Cost: Another knock on this approach is cost. The foam board is all added cost over that of a standard wall, plus the additional labor cost. Like any high R-value wall insulation, it is partly offset by decreasing the heating and cooling loads, which leads to smaller (and less expensive) mechanical systems.
Greenness: Anytime you muck around with polystyrene foams, you’re at a green crosshairs (that’d be XPS and EPS). You’re saving energy and carbon, but doing so with a petroleum product. That said, polyisocyanurate, fiberboard insulation, and high-density rock wool board don’t have the same issue.
Advantages of exterior foam
Ease: Maybe not ease of use, but utility. External foam board systems are one of the only ways to radically improve the R-value of existing homes while retaining the house’s character. In New England, this is a consideration, especially given the age of existing houses.
Air leakage: Adding exterior foam board can significantly tighten the building shell. Once the foam boards are attached and taped at the seams, they form a continuous air barrier.
R-Value and thermal bridging: This is a huge plus. External foam board systems add significant R-value to a wall system. Adding 4 inches of XPS foam would add 20 to the R-value. Additionally, the foam stops thermal bridging. That thermal bridging is compromising the existing wall cavity insulation, meaning that the whole-wall R-value will rise by more than you might think (especially if you base your assumptions on the nominal R-value of the batts inside the wall).

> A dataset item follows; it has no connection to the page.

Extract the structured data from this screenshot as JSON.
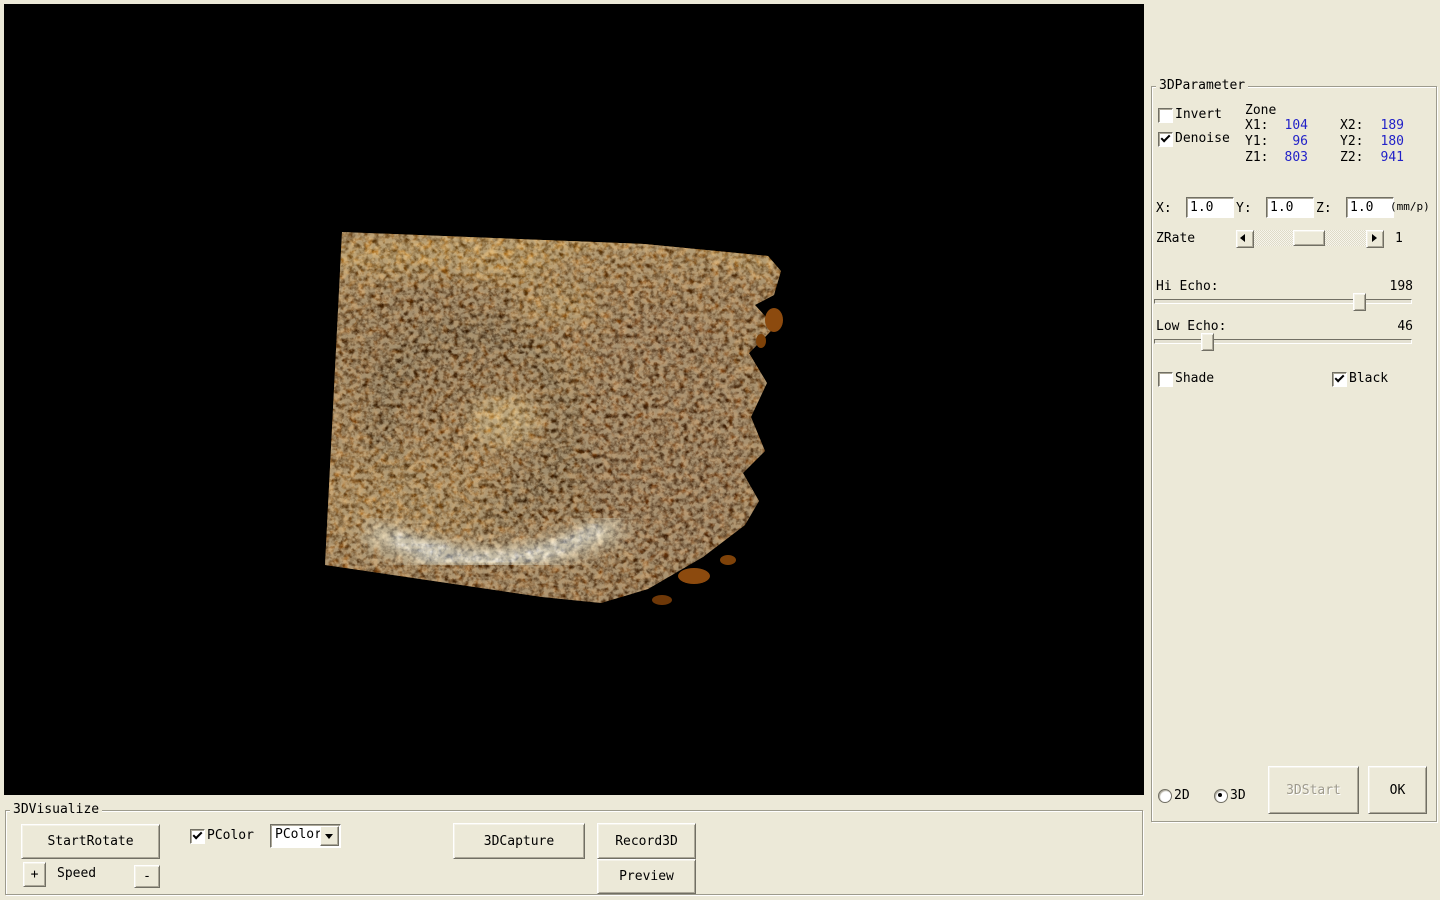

As building and energy codes improve, alternatives to standard framed houses are being explored. An exterior foam retrofit may not be the greenest option, but it’s one of the best performing options for improving insulation in older homes.
Erik North, the owner of , is an energy auditor and home performance specialist in Westbrook, Maine. He is also the author of .